'As harsh as it may sound, we need to break this whole house down and rebuild it. It's as simple as that, because it won't happen from within.'
The extent to which Cricket South Africa (CSA) was captured by a small group of people has been exposed in increasingly glaring detail over the past 10 days. This situation can be traced back to the start of current chief executive Thabang Moroe's tenure in late 2017.
Hundreds of pages of court documents, emails and reports in Daily Maverick's possession, as well as interviews with seven key figures paint a picture of the leadership of an organisation that was increasingly authoritarian.
Below are some of the problems Moroe, president Chris Nenzani and the CSA board have created or failed to adequately address. Reflected also are areas where there has been a failure to fulfil their duties in the best interests of cricket.

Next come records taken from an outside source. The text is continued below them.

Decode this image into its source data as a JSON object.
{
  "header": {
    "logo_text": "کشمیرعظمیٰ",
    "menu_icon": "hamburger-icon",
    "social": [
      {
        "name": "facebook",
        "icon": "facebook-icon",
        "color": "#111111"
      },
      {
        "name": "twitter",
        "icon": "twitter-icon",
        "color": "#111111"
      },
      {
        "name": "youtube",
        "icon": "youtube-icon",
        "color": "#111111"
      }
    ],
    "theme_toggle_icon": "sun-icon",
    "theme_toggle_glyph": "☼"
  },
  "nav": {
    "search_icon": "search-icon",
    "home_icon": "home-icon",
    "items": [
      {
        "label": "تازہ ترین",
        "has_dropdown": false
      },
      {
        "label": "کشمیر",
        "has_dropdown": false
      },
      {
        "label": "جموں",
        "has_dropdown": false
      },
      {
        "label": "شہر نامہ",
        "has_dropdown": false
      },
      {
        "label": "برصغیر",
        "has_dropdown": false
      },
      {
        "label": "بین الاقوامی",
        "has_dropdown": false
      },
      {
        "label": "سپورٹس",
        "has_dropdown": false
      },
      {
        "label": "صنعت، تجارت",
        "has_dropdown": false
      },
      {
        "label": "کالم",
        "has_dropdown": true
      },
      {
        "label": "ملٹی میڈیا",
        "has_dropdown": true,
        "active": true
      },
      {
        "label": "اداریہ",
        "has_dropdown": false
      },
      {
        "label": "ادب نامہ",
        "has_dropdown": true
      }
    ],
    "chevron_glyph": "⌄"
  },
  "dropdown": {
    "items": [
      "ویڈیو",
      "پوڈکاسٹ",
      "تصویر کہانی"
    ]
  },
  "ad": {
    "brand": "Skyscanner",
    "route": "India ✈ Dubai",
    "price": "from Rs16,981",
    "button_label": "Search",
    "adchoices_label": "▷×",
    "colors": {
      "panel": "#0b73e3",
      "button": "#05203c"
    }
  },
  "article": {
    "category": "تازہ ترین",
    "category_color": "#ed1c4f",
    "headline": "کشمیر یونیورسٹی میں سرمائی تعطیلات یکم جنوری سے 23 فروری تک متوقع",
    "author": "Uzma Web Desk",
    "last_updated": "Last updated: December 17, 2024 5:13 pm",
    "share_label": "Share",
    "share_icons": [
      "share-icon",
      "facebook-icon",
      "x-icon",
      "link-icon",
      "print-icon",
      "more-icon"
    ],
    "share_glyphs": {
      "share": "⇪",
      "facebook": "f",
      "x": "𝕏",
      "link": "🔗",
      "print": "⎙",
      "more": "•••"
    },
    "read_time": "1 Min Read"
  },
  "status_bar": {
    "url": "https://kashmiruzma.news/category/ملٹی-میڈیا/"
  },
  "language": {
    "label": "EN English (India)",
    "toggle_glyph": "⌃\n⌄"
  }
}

The appointment of Jacques Faul, however capable he may be, as acting CEO on Saturday, is applying a band-aid to a weeping gash, considering Nenzani, and nine of the original 12-person board, are still controlling CSA.